Items from an interface collection
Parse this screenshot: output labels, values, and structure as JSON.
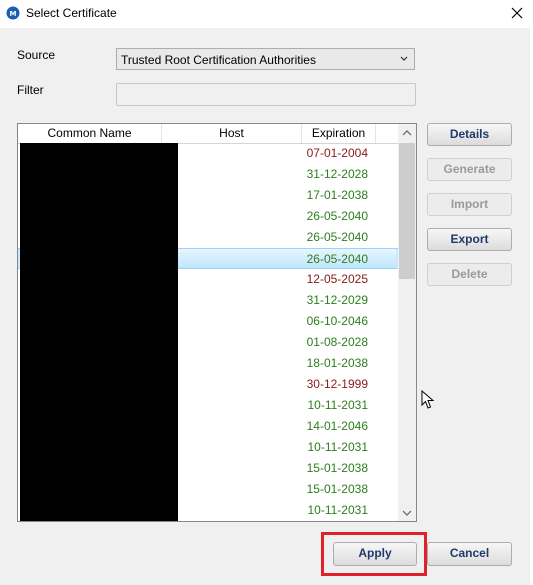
{
  "window": {
    "title": "Select Certificate"
  },
  "form": {
    "source_label": "Source",
    "source_value": "Trusted Root Certification Authorities",
    "filter_label": "Filter",
    "filter_value": ""
  },
  "list": {
    "columns": [
      "Common Name",
      "Host",
      "Expiration"
    ],
    "rows": [
      {
        "expiration": "07-01-2004",
        "status": "expired"
      },
      {
        "expiration": "31-12-2028",
        "status": "valid"
      },
      {
        "expiration": "17-01-2038",
        "status": "valid"
      },
      {
        "expiration": "26-05-2040",
        "status": "valid"
      },
      {
        "expiration": "26-05-2040",
        "status": "valid"
      },
      {
        "expiration": "26-05-2040",
        "status": "valid",
        "selected": true
      },
      {
        "expiration": "12-05-2025",
        "status": "expired"
      },
      {
        "expiration": "31-12-2029",
        "status": "valid"
      },
      {
        "expiration": "06-10-2046",
        "status": "valid"
      },
      {
        "expiration": "01-08-2028",
        "status": "valid"
      },
      {
        "expiration": "18-01-2038",
        "status": "valid"
      },
      {
        "expiration": "30-12-1999",
        "status": "expired"
      },
      {
        "expiration": "10-11-2031",
        "status": "valid"
      },
      {
        "expiration": "14-01-2046",
        "status": "valid"
      },
      {
        "expiration": "10-11-2031",
        "status": "valid"
      },
      {
        "expiration": "15-01-2038",
        "status": "valid"
      },
      {
        "expiration": "15-01-2038",
        "status": "valid"
      },
      {
        "expiration": "10-11-2031",
        "status": "valid"
      }
    ]
  },
  "actions": {
    "details": "Details",
    "generate": "Generate",
    "import": "Import",
    "export": "Export",
    "delete": "Delete"
  },
  "footer": {
    "apply": "Apply",
    "cancel": "Cancel"
  },
  "colors": {
    "valid": "#2e7d1f",
    "expired": "#8b1a1a",
    "highlight": "#e0202a"
  }
}
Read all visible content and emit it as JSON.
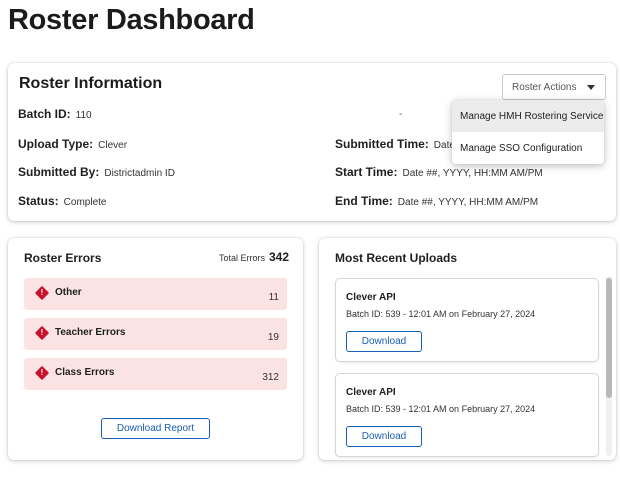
{
  "page": {
    "title": "Roster Dashboard"
  },
  "info": {
    "title": "Roster Information",
    "actions_label": "Roster Actions",
    "separator": "-",
    "fields": {
      "batch_id": {
        "label": "Batch ID:",
        "value": "110"
      },
      "upload_type": {
        "label": "Upload Type:",
        "value": "Clever"
      },
      "submitted_by": {
        "label": "Submitted By:",
        "value": "Districtadmin ID"
      },
      "status": {
        "label": "Status:",
        "value": "Complete"
      },
      "submitted_time": {
        "label": "Submitted Time:",
        "value": "Date"
      },
      "start_time": {
        "label": "Start Time:",
        "value": "Date ##, YYYY, HH:MM AM/PM"
      },
      "end_time": {
        "label": "End Time:",
        "value": "Date ##, YYYY, HH:MM AM/PM"
      }
    },
    "menu": {
      "items": [
        {
          "label": "Manage HMH Rostering Service",
          "highlighted": true
        },
        {
          "label": "Manage SSO Configuration",
          "highlighted": false
        }
      ]
    }
  },
  "errors": {
    "title": "Roster Errors",
    "total_label": "Total Errors",
    "total_value": "342",
    "rows": [
      {
        "label": "Other",
        "count": "11"
      },
      {
        "label": "Teacher Errors",
        "count": "19"
      },
      {
        "label": "Class Errors",
        "count": "312"
      }
    ],
    "download_label": "Download Report"
  },
  "uploads": {
    "title": "Most Recent Uploads",
    "items": [
      {
        "title": "Clever API",
        "meta": "Batch ID: 539 - 12:01 AM on February 27, 2024",
        "download_label": "Download"
      },
      {
        "title": "Clever API",
        "meta": "Batch ID: 539 - 12:01 AM on February 27, 2024",
        "download_label": "Download"
      }
    ]
  },
  "colors": {
    "accent": "#1a5fb4",
    "error_icon": "#c8102e",
    "error_row_bg": "#fbe3e3",
    "menu_hover": "#ececec"
  },
  "icons": {
    "actions_caret": "caret-down-icon",
    "error": "error-diamond-icon"
  }
}
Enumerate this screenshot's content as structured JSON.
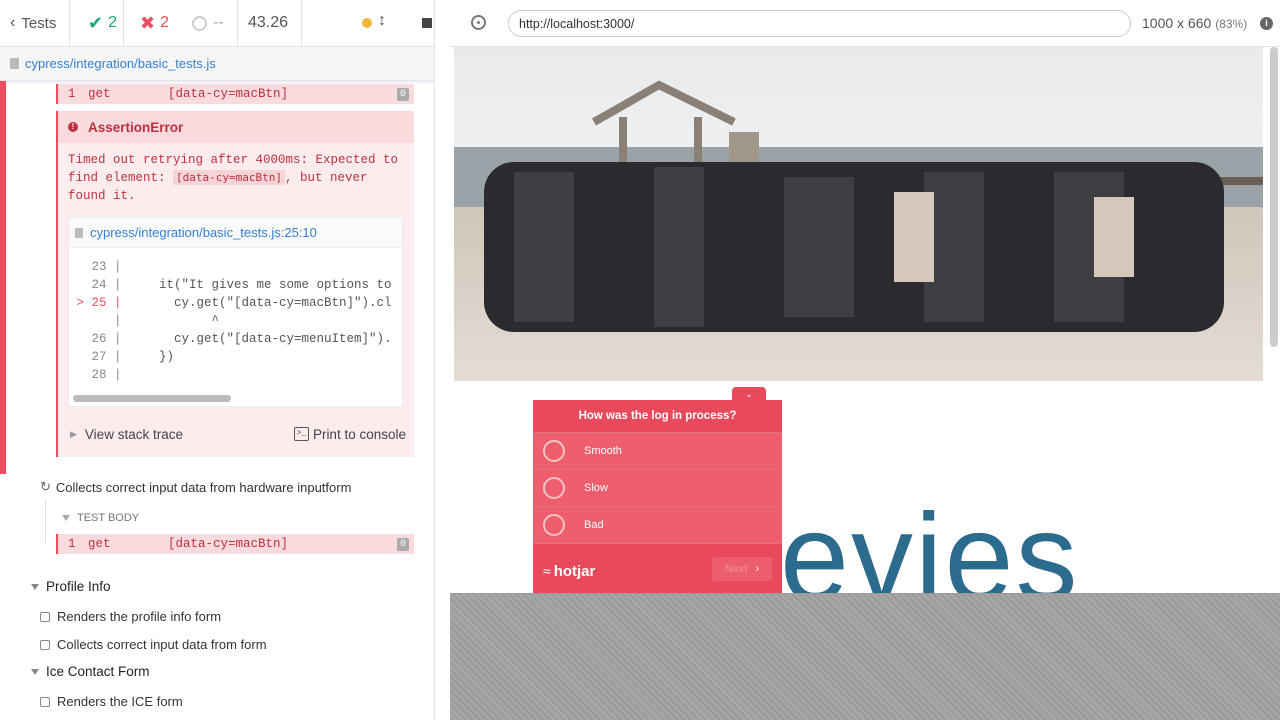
{
  "topbar": {
    "back_label": "Tests",
    "passed": "2",
    "failed": "2",
    "pending": "--",
    "duration": "43.26"
  },
  "spec": {
    "file": "cypress/integration/basic_tests.js"
  },
  "commands": {
    "first": {
      "num": "1",
      "name": "get",
      "selector": "[data-cy=macBtn]",
      "badge": "0"
    },
    "second": {
      "num": "1",
      "name": "get",
      "selector": "[data-cy=macBtn]",
      "badge": "0"
    }
  },
  "error": {
    "title": "AssertionError",
    "msg_part1": "Timed out retrying after 4000ms: Expected to find element: ",
    "msg_code": "[data-cy=macBtn]",
    "msg_part2": ", but never found it.",
    "file_link": "cypress/integration/basic_tests.js:25:10",
    "code_lines": [
      {
        "ln": "23",
        "marker": "",
        "code": ""
      },
      {
        "ln": "24",
        "marker": "",
        "code": "    it(\"It gives me some options to"
      },
      {
        "ln": "25",
        "marker": ">",
        "code": "      cy.get(\"[data-cy=macBtn]\").cl"
      },
      {
        "ln": "",
        "marker": "",
        "code": "           ^"
      },
      {
        "ln": "26",
        "marker": "",
        "code": "      cy.get(\"[data-cy=menuItem]\")."
      },
      {
        "ln": "27",
        "marker": "",
        "code": "    })"
      },
      {
        "ln": "28",
        "marker": "",
        "code": ""
      }
    ],
    "stack_label": "View stack trace",
    "console_label": "Print to console"
  },
  "tests": {
    "collects_hw": "Collects correct input data from hardware inputform",
    "test_body": "TEST BODY",
    "profile_suite": "Profile Info",
    "profile_t1": "Renders the profile info form",
    "profile_t2": "Collects correct input data from form",
    "ice_suite": "Ice Contact Form",
    "ice_t1": "Renders the ICE form"
  },
  "browser": {
    "url": "http://localhost:3000/",
    "size": "1000 x 660",
    "scale": "(83%)"
  },
  "survey": {
    "question": "How was the log in process?",
    "options": [
      "Smooth",
      "Slow",
      "Bad"
    ],
    "brand": "hotjar",
    "next": "Next"
  },
  "page": {
    "logo_fragment": "evies"
  },
  "colors": {
    "fail": "#e94f5f",
    "pass": "#1fa971",
    "link": "#3380d3",
    "hotjar": "#e84a5b"
  }
}
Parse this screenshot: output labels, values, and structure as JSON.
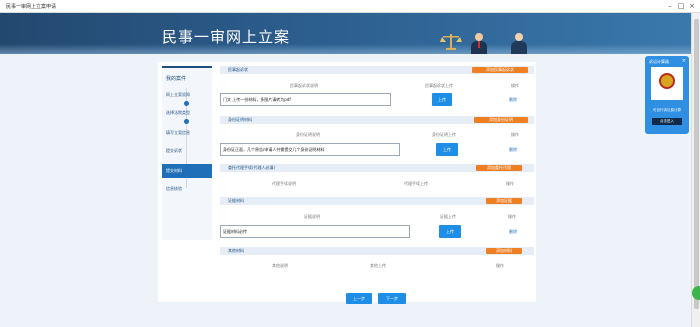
{
  "window": {
    "title": "民事一审网上立案申请"
  },
  "banner": {
    "title": "民事一审网上立案"
  },
  "sidebar": {
    "title": "我的案件",
    "items": [
      {
        "label": "网上立案须知"
      },
      {
        "label": "选择法院类型"
      },
      {
        "label": "填写立案信息"
      },
      {
        "label": "提交诉状"
      },
      {
        "label": "提交材料"
      },
      {
        "label": "信息核验"
      }
    ]
  },
  "sections": {
    "evidence": {
      "title": "民事起诉状",
      "add_label": "添加民事起诉状",
      "col_desc": "民事起诉状说明",
      "col_upload": "民事起诉状上传",
      "col_op": "操作",
      "value": "门文 上传一份材料，多图片请转为pdf",
      "upload_label": "上传",
      "delete_label": "删除"
    },
    "identity": {
      "title": "身份证明材料",
      "add_label": "添加身份证明",
      "col_desc": "身份证明说明",
      "col_upload": "身份证明上传",
      "col_op": "操作",
      "value": "身份证正面，几个原告/申请人共需提交几个身份证明材料",
      "upload_label": "上传",
      "delete_label": "删除"
    },
    "agent": {
      "title": "委托代理手续(代理人必填)",
      "add_label": "添加委托代理",
      "col_desc": "代理手续说明",
      "col_upload": "代理手续上传",
      "col_op": "操作"
    },
    "proof": {
      "title": "证据材料",
      "add_label": "添加证据",
      "col_desc": "证据说明",
      "col_upload": "证据上传",
      "col_op": "操作",
      "value": "证据材料必传",
      "upload_label": "上传",
      "delete_label": "删除"
    },
    "other": {
      "title": "其他材料",
      "add_label": "添加材料",
      "col_desc": "其他说明",
      "col_upload": "其他上传",
      "col_op": "操作"
    }
  },
  "footer": {
    "prev_label": "上一步",
    "next_label": "下一步"
  },
  "widget": {
    "title": "诉讼计算器",
    "close": "×",
    "subtitle": "可自行诉讼费计算",
    "open_label": "点击进入"
  },
  "colors": {
    "accent": "#1e8ee6",
    "orange": "#ee7f22",
    "navy": "#1e4f80"
  }
}
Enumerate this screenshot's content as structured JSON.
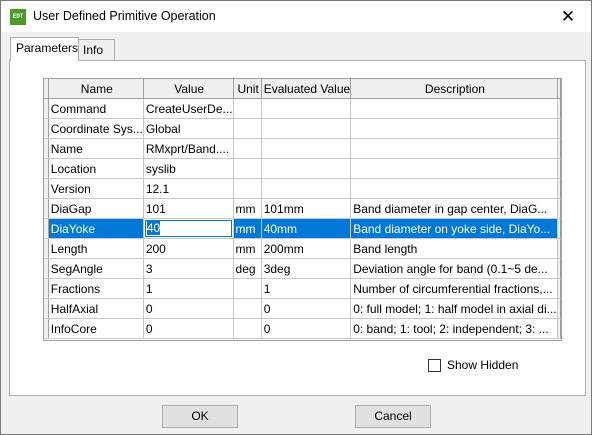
{
  "window": {
    "title": "User Defined Primitive Operation",
    "app_icon_text": "EDT",
    "close_glyph": "✕"
  },
  "tabs": [
    {
      "label": "Parameters",
      "active": true
    },
    {
      "label": "Info",
      "active": false
    }
  ],
  "grid": {
    "headers": [
      "Name",
      "Value",
      "Unit",
      "Evaluated Value",
      "Description"
    ],
    "rows": [
      {
        "name": "Command",
        "value": "CreateUserDe...",
        "unit": "",
        "evaluated": "",
        "description": ""
      },
      {
        "name": "Coordinate Sys...",
        "value": "Global",
        "unit": "",
        "evaluated": "",
        "description": ""
      },
      {
        "name": "Name",
        "value": "RMxprt/Band....",
        "unit": "",
        "evaluated": "",
        "description": ""
      },
      {
        "name": "Location",
        "value": "syslib",
        "unit": "",
        "evaluated": "",
        "description": ""
      },
      {
        "name": "Version",
        "value": "12.1",
        "unit": "",
        "evaluated": "",
        "description": ""
      },
      {
        "name": "DiaGap",
        "value": "101",
        "unit": "mm",
        "evaluated": "101mm",
        "description": "Band diameter in gap center, DiaG..."
      },
      {
        "name": "DiaYoke",
        "value": "40",
        "unit": "mm",
        "evaluated": "40mm",
        "description": "Band diameter on yoke side, DiaYo...",
        "selected": true
      },
      {
        "name": "Length",
        "value": "200",
        "unit": "mm",
        "evaluated": "200mm",
        "description": "Band length"
      },
      {
        "name": "SegAngle",
        "value": "3",
        "unit": "deg",
        "evaluated": "3deg",
        "description": "Deviation angle for band (0.1~5 de..."
      },
      {
        "name": "Fractions",
        "value": "1",
        "unit": "",
        "evaluated": "1",
        "description": "Number of circumferential fractions,..."
      },
      {
        "name": "HalfAxial",
        "value": "0",
        "unit": "",
        "evaluated": "0",
        "description": "0: full model; 1: half model in axial di..."
      },
      {
        "name": "InfoCore",
        "value": "0",
        "unit": "",
        "evaluated": "0",
        "description": "0: band; 1: tool; 2: independent; 3: ..."
      }
    ]
  },
  "show_hidden": {
    "label": "Show Hidden",
    "checked": false
  },
  "buttons": {
    "ok": "OK",
    "cancel": "Cancel"
  }
}
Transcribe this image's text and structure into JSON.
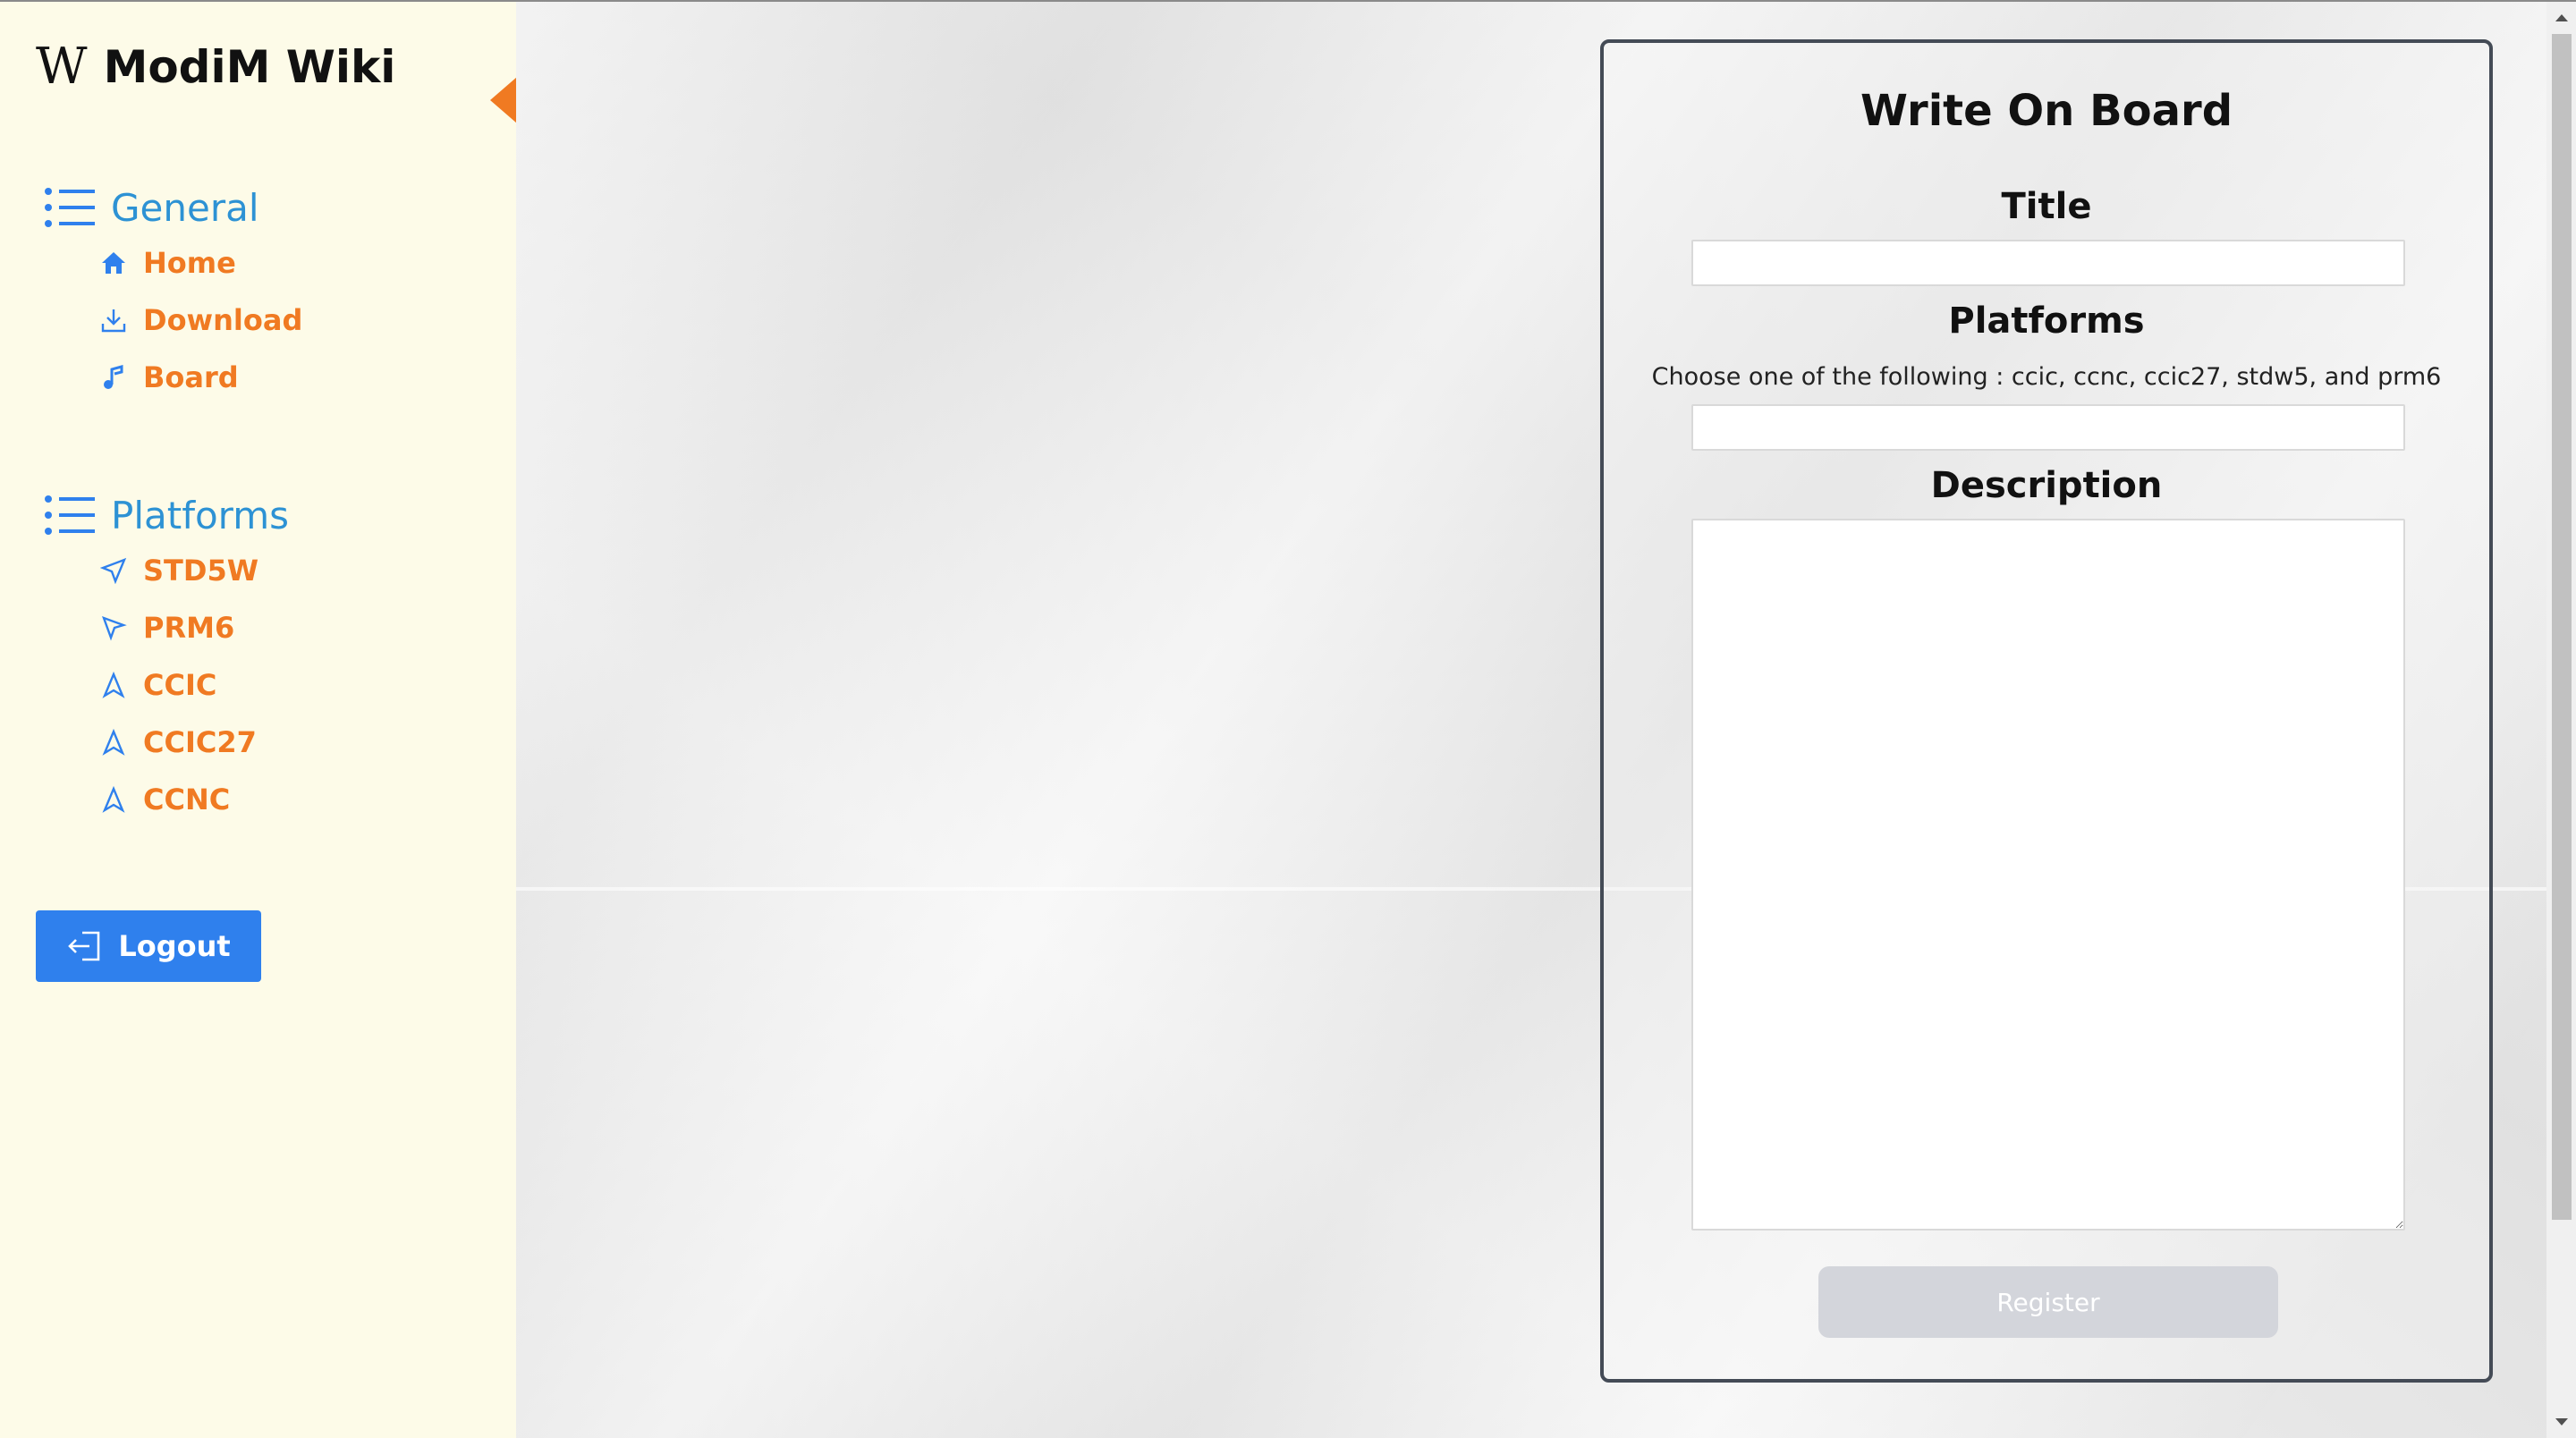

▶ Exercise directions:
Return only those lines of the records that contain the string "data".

▶ Exercise response:
      "selector": "[data-cy=macBtn]",
      "selector": "[data-cy=macBtn]",
    "msg_code": "[data-cy=macBtn]",
        "code": "      cy.get(\"[data-cy=macBtn]\").cl"
        "code": "      cy.get(\"[data-cy=menuItem]\")."
    "collects_hw": "Collects correct input data from hardware inputform",
    "profile_t2": "Collects correct input data from form",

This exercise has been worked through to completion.